# [TASK OBJECTIVE]
The word "name" marks the lines to report; pull each of them from the listing.
#### DATASET RECORDS
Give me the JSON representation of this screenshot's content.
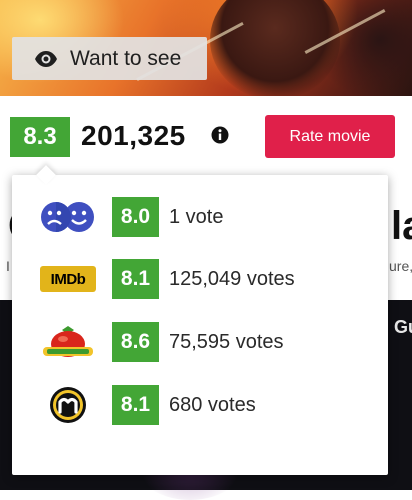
{
  "hero": {
    "want_to_see_label": "Want to see",
    "icon": "eye-icon"
  },
  "rating": {
    "score": "8.3",
    "vote_count": "201,325",
    "info_icon": "info-icon",
    "rate_button_label": "Rate movie"
  },
  "background": {
    "title_left": "C",
    "title_right": "la",
    "sub_left": "I",
    "sub_right": "ure,",
    "side_text": "Gu"
  },
  "popover": {
    "sources": [
      {
        "name": "community-logo",
        "score": "8.0",
        "votes": "1 vote"
      },
      {
        "name": "imdb-logo",
        "logo_text": "IMDb",
        "score": "8.1",
        "votes": "125,049 votes"
      },
      {
        "name": "rotten-tomatoes-logo",
        "score": "8.6",
        "votes": "75,595 votes"
      },
      {
        "name": "metacritic-logo",
        "score": "8.1",
        "votes": "680 votes"
      }
    ]
  },
  "colors": {
    "score_green": "#43a636",
    "rate_red": "#e0204a",
    "imdb_yellow": "#e2b41a"
  }
}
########
# [RESPONSE]
        "name": "community-logo",
        "name": "imdb-logo",
        "name": "rotten-tomatoes-logo",
        "name": "metacritic-logo",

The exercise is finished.